*** Begin section ***
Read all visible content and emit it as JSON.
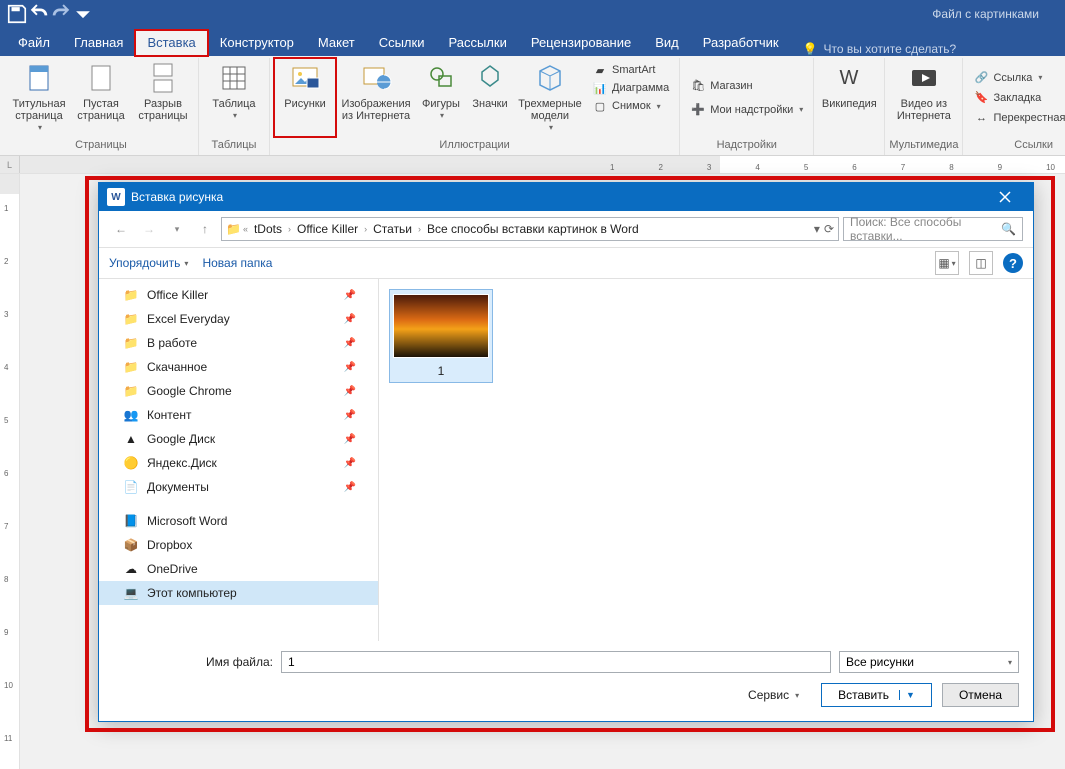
{
  "title_bar": {
    "document_title": "Файл с картинками"
  },
  "tabs": {
    "file": "Файл",
    "home": "Главная",
    "insert": "Вставка",
    "design": "Конструктор",
    "layout": "Макет",
    "references": "Ссылки",
    "mailings": "Рассылки",
    "review": "Рецензирование",
    "view": "Вид",
    "developer": "Разработчик",
    "tellme": "Что вы хотите сделать?"
  },
  "ribbon": {
    "pages": {
      "label": "Страницы",
      "cover": "Титульная страница",
      "blank": "Пустая страница",
      "break": "Разрыв страницы"
    },
    "tables": {
      "label": "Таблицы",
      "table": "Таблица"
    },
    "illustrations": {
      "label": "Иллюстрации",
      "pictures": "Рисунки",
      "online": "Изображения из Интернета",
      "shapes": "Фигуры",
      "icons": "Значки",
      "models3d": "Трехмерные модели",
      "smartart": "SmartArt",
      "chart": "Диаграмма",
      "screenshot": "Снимок"
    },
    "addins": {
      "label": "Надстройки",
      "store": "Магазин",
      "myaddins": "Мои надстройки"
    },
    "wikipedia": {
      "label": "",
      "btn": "Википедия"
    },
    "media": {
      "label": "Мультимедиа",
      "video": "Видео из Интернета"
    },
    "links": {
      "label": "Ссылки",
      "link": "Ссылка",
      "bookmark": "Закладка",
      "crossref": "Перекрестная ссыл"
    }
  },
  "dialog": {
    "title": "Вставка рисунка",
    "breadcrumb": [
      "tDots",
      "Office Killer",
      "Статьи",
      "Все способы вставки картинок в Word"
    ],
    "search_placeholder": "Поиск: Все способы вставки...",
    "organize": "Упорядочить",
    "new_folder": "Новая папка",
    "tree": [
      {
        "icon": "folder",
        "label": "Office Killer",
        "pin": true
      },
      {
        "icon": "folder",
        "label": "Excel Everyday",
        "pin": true
      },
      {
        "icon": "folder",
        "label": "В работе",
        "pin": true
      },
      {
        "icon": "folder",
        "label": "Скачанное",
        "pin": true
      },
      {
        "icon": "folder",
        "label": "Google Chrome",
        "pin": true
      },
      {
        "icon": "contacts",
        "label": "Контент",
        "pin": true
      },
      {
        "icon": "gdrive",
        "label": "Google Диск",
        "pin": true
      },
      {
        "icon": "ydisk",
        "label": "Яндекс.Диск",
        "pin": true
      },
      {
        "icon": "docs",
        "label": "Документы",
        "pin": true
      },
      {
        "icon": "word",
        "label": "Microsoft Word"
      },
      {
        "icon": "dropbox",
        "label": "Dropbox"
      },
      {
        "icon": "onedrive",
        "label": "OneDrive"
      },
      {
        "icon": "pc",
        "label": "Этот компьютер",
        "sel": true
      }
    ],
    "file_item": {
      "name": "1"
    },
    "file_label": "Имя файла:",
    "file_value": "1",
    "filter": "Все рисунки",
    "service": "Сервис",
    "insert": "Вставить",
    "cancel": "Отмена"
  }
}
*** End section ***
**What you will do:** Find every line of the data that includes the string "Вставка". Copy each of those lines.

**Output of the task:**
    "insert": "Вставка",
    "title": "Вставка рисунка",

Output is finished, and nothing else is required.